| AIM OF THE EXERCISE |
For this exercise, copy the records below exactly and exclude every image.

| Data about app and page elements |
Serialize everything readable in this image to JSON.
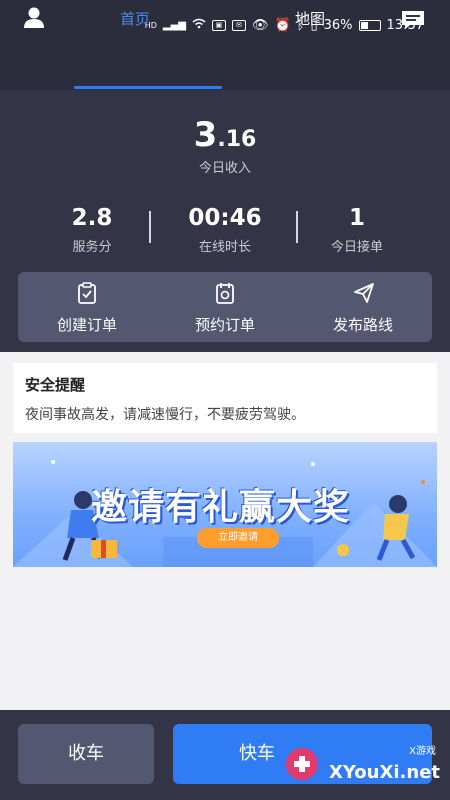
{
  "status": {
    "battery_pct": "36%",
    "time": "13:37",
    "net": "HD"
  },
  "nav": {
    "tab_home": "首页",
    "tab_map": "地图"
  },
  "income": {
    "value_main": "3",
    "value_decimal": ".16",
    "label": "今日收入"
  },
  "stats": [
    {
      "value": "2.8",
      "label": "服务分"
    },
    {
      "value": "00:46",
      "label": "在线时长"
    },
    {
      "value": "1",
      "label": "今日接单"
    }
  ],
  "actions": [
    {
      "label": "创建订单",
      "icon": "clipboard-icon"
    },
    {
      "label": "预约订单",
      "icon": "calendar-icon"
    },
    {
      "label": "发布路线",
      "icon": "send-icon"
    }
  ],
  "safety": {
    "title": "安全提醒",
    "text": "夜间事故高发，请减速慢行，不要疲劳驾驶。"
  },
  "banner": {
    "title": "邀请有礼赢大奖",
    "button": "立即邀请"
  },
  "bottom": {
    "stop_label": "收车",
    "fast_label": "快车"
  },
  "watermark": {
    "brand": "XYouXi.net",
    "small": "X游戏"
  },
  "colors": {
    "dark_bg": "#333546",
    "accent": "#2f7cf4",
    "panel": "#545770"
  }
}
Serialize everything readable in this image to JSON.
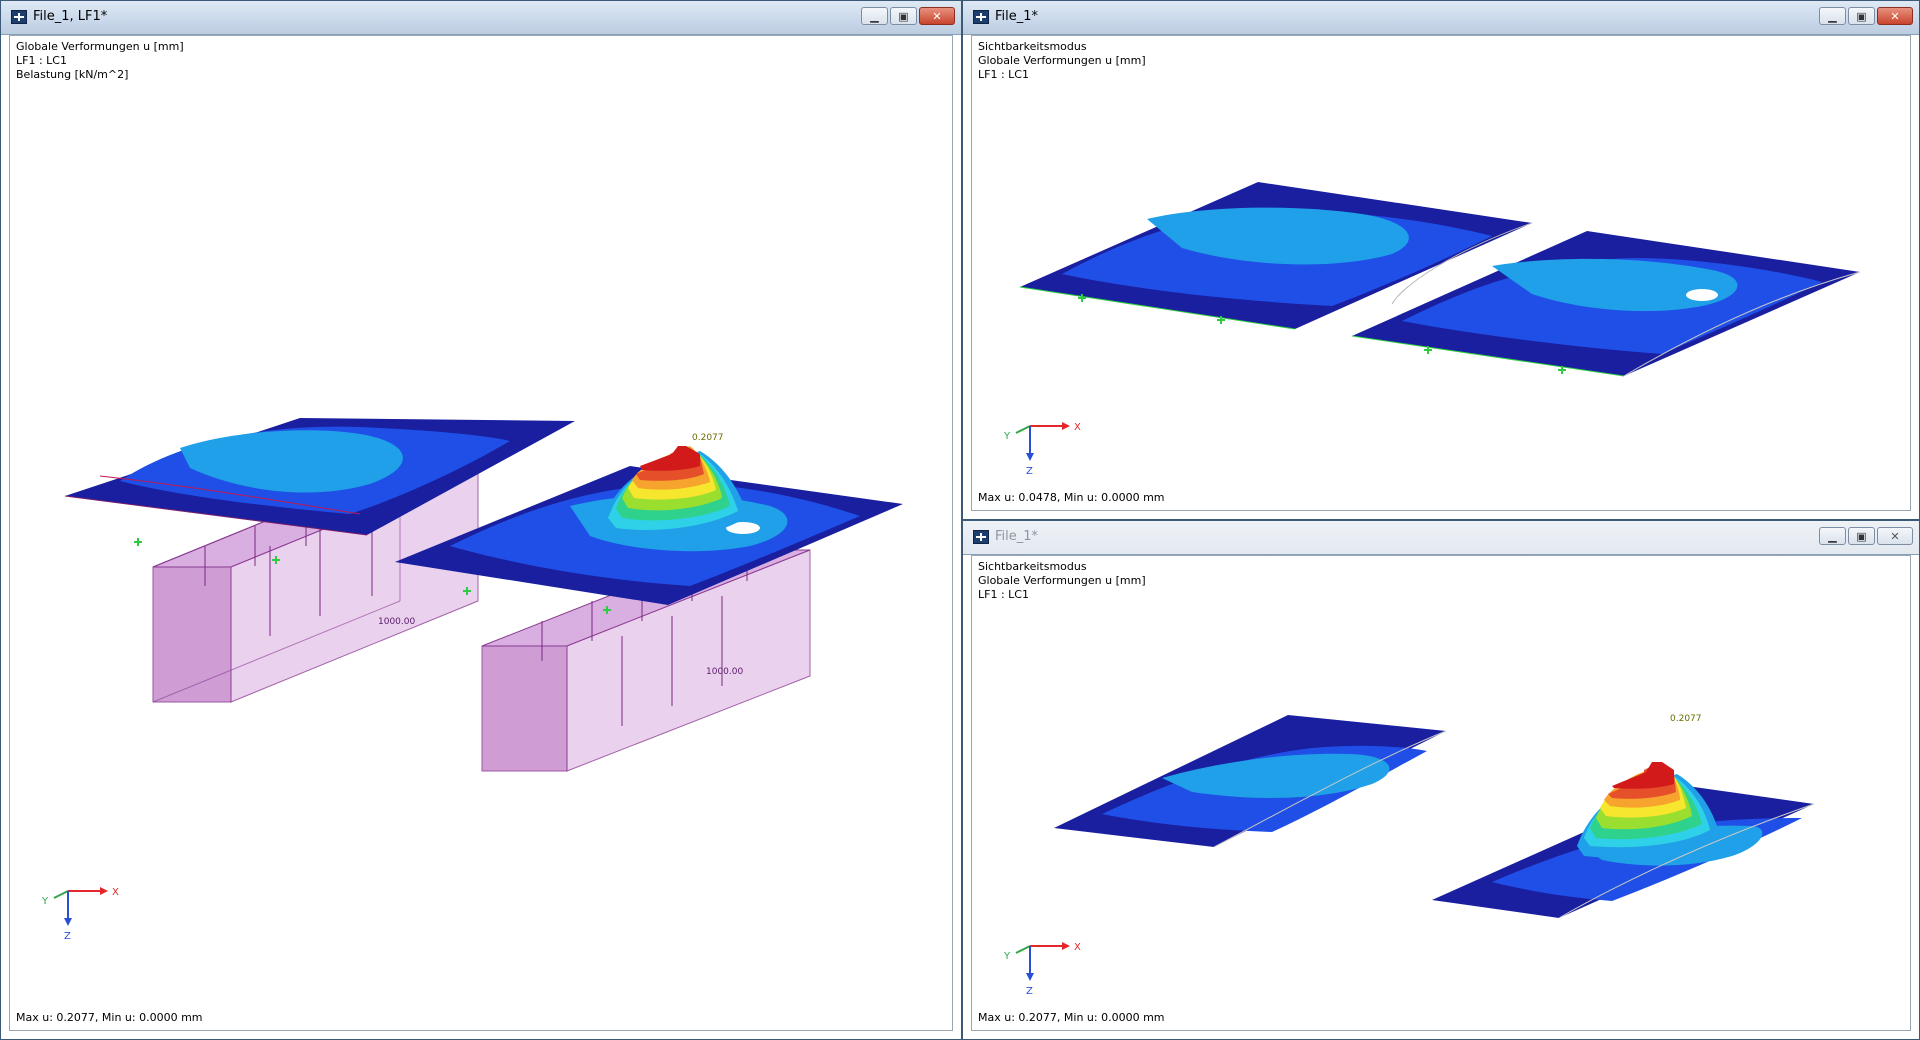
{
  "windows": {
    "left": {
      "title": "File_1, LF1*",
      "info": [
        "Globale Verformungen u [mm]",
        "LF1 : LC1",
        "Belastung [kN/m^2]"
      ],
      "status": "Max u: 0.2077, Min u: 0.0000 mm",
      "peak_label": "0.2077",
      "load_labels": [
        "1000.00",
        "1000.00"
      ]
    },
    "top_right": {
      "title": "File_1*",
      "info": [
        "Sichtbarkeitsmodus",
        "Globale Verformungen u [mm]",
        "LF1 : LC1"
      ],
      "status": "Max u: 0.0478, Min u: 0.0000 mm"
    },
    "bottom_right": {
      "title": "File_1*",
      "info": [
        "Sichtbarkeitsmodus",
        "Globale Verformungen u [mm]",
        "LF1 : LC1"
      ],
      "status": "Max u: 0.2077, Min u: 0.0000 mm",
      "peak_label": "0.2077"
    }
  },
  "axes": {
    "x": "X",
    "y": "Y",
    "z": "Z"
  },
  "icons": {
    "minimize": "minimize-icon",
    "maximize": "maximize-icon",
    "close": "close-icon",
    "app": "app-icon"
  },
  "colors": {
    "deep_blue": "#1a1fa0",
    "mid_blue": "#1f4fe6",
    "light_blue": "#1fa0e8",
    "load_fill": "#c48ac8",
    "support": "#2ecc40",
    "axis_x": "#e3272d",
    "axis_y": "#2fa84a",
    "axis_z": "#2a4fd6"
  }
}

| RESULT OF THE TASK |
Serialize everything readable in this image to JSON.
{
  "status": {
    "battery_pct": "36%",
    "time": "13:37",
    "net": "HD"
  },
  "nav": {
    "tab_home": "首页",
    "tab_map": "地图"
  },
  "income": {
    "value_main": "3",
    "value_decimal": ".16",
    "label": "今日收入"
  },
  "stats": [
    {
      "value": "2.8",
      "label": "服务分"
    },
    {
      "value": "00:46",
      "label": "在线时长"
    },
    {
      "value": "1",
      "label": "今日接单"
    }
  ],
  "actions": [
    {
      "label": "创建订单",
      "icon": "clipboard-icon"
    },
    {
      "label": "预约订单",
      "icon": "calendar-icon"
    },
    {
      "label": "发布路线",
      "icon": "send-icon"
    }
  ],
  "safety": {
    "title": "安全提醒",
    "text": "夜间事故高发，请减速慢行，不要疲劳驾驶。"
  },
  "banner": {
    "title": "邀请有礼赢大奖",
    "button": "立即邀请"
  },
  "bottom": {
    "stop_label": "收车",
    "fast_label": "快车"
  },
  "watermark": {
    "brand": "XYouXi.net",
    "small": "X游戏"
  },
  "colors": {
    "dark_bg": "#333546",
    "accent": "#2f7cf4",
    "panel": "#545770"
  }
}
Serialize everything readable in this image to JSON.
{
  "windows": {
    "left": {
      "title": "File_1, LF1*",
      "info": [
        "Globale Verformungen u [mm]",
        "LF1 : LC1",
        "Belastung [kN/m^2]"
      ],
      "status": "Max u: 0.2077, Min u: 0.0000 mm",
      "peak_label": "0.2077",
      "load_labels": [
        "1000.00",
        "1000.00"
      ]
    },
    "top_right": {
      "title": "File_1*",
      "info": [
        "Sichtbarkeitsmodus",
        "Globale Verformungen u [mm]",
        "LF1 : LC1"
      ],
      "status": "Max u: 0.0478, Min u: 0.0000 mm"
    },
    "bottom_right": {
      "title": "File_1*",
      "info": [
        "Sichtbarkeitsmodus",
        "Globale Verformungen u [mm]",
        "LF1 : LC1"
      ],
      "status": "Max u: 0.2077, Min u: 0.0000 mm",
      "peak_label": "0.2077"
    }
  },
  "axes": {
    "x": "X",
    "y": "Y",
    "z": "Z"
  },
  "icons": {
    "minimize": "minimize-icon",
    "maximize": "maximize-icon",
    "close": "close-icon",
    "app": "app-icon"
  },
  "colors": {
    "deep_blue": "#1a1fa0",
    "mid_blue": "#1f4fe6",
    "light_blue": "#1fa0e8",
    "load_fill": "#c48ac8",
    "support": "#2ecc40",
    "axis_x": "#e3272d",
    "axis_y": "#2fa84a",
    "axis_z": "#2a4fd6"
  }
}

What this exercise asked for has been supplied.